“History has shown that control of the White House, and with it the power to shape the courts, never stays for too long with one party,” Feingold said. “When my party retakes the White House, there may very well be a Democratic John Roberts nominated to the court.... And, in the end, it is one of the central reasons I will vote to confirm Judge John Roberts to be perhaps the last chief justice of the United States in my lifetime.”
Republicans on and off the committee said the number of Democrats who ultimately voted in Roberts’ favor should not affect the president’s pick for O’Connor’s seat.
“I don’t see a big difference between what happened here and a party-line vote.
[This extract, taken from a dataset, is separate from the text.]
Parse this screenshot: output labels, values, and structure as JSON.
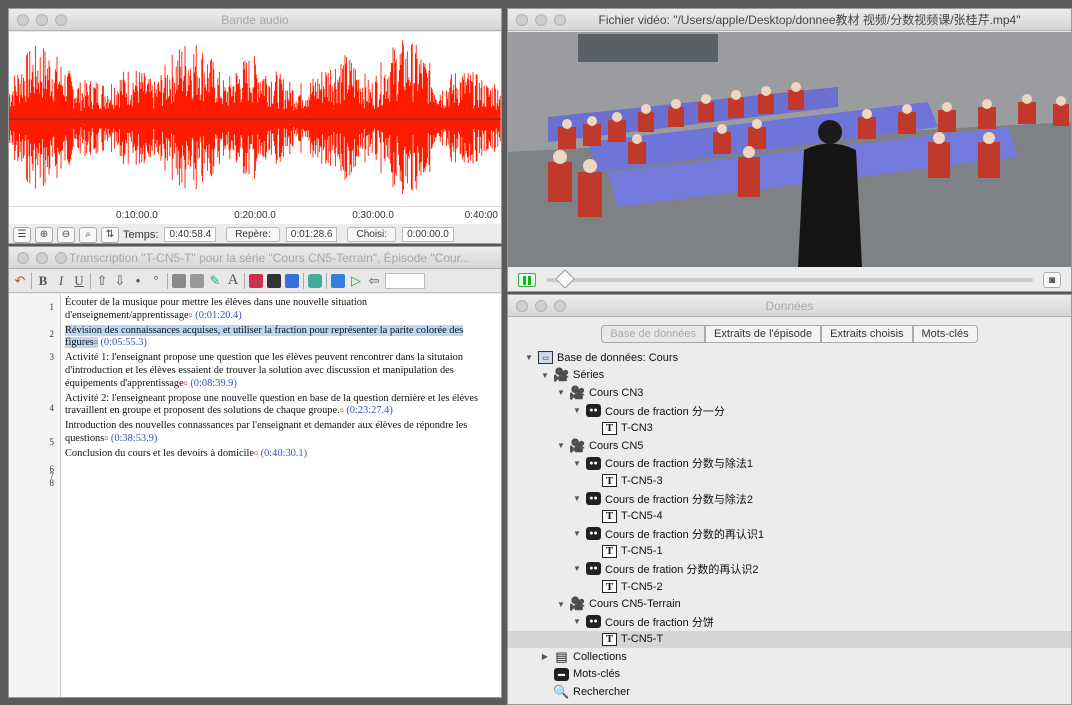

This is still partisanship,” said Leonard A. Leo, a Washington lawyer on leave as executive vice president of the Federalist Society, who has been advising the White House through the nomination process. “It just looks a little different because they are throwing in a few votes.”
Sen. Orrin G. Hatch (R-Utah), former chairman of the Senate Judiciary Committee, said: “The Democrats feel like they should have another swing vote” as a successor to O’Connor. “But if they want that, they should win the presidency.”
How they voted
The Senate Judiciary Committee voted 13 to 5 to send the nomination of John G. Roberts Jr. to the full Senate with the recommendation that he be confirmed as chief justice of the United States. The full Senate deliberates next week.
Democrats for: Patrick J. Leahy, Vt.; Russell D. Feingold, Wis.; Herb Kohl, Wis.
Republicans for: Orrin G. Hatch, Utah; Arlen Specter, Pa.; Charles E. Grassley, Iowa; Jon Kyl, Ariz.; Mike DeWine, Ohio; Jeff Sessions, Ala.; Lindsey Graham, S.C.; John Cornyn, Texas; Sam Brownback, Kan.; Tom Coburn, Okla.
Democrats against: Edward M. Kennedy, Mass.; Joseph R. Biden Jr., Del.; Dianne Feinstein, Calif.; Charles E. Schumer, N.Y.; Richard J. Durbin, Ill.
Republicans against: None
Sources: Associated Press
Los Angeles Times